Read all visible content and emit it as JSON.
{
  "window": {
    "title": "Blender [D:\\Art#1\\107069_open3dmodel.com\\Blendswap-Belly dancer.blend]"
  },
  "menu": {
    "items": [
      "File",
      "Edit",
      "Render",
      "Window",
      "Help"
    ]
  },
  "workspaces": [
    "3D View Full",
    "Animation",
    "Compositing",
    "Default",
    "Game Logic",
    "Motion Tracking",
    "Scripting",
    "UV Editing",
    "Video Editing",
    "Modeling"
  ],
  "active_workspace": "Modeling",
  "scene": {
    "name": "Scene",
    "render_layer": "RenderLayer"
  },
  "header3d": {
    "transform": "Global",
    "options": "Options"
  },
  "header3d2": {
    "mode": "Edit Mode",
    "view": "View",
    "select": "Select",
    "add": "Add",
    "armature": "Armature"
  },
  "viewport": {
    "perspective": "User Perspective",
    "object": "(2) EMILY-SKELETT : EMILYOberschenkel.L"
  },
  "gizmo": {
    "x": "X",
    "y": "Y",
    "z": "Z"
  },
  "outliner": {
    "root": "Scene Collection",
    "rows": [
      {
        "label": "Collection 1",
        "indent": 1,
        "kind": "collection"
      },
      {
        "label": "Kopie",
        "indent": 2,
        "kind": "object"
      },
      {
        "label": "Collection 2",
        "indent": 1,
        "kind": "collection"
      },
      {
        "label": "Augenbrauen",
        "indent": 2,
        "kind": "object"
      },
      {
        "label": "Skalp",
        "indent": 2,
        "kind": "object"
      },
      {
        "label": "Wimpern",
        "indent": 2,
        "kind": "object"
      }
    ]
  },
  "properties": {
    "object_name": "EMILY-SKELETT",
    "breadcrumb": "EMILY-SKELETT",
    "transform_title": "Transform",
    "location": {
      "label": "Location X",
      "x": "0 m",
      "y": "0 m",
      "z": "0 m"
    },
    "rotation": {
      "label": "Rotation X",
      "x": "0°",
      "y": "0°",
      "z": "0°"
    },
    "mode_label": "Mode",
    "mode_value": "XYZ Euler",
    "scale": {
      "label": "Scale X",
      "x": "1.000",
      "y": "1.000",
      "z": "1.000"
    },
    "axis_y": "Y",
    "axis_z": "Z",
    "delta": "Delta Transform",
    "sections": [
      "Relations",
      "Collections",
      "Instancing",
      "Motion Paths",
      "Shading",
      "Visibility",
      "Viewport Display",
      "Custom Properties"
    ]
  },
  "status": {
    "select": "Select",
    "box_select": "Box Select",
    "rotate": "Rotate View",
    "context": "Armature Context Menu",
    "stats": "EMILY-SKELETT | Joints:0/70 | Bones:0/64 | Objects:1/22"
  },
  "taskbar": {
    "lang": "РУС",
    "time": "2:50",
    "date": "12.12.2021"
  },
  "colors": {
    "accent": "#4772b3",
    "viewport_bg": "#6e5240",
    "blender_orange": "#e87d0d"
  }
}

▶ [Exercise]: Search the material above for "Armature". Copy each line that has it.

▶ [Answer to this exercise]:
    "armature": "Armature"
    "context": "Armature Context Menu",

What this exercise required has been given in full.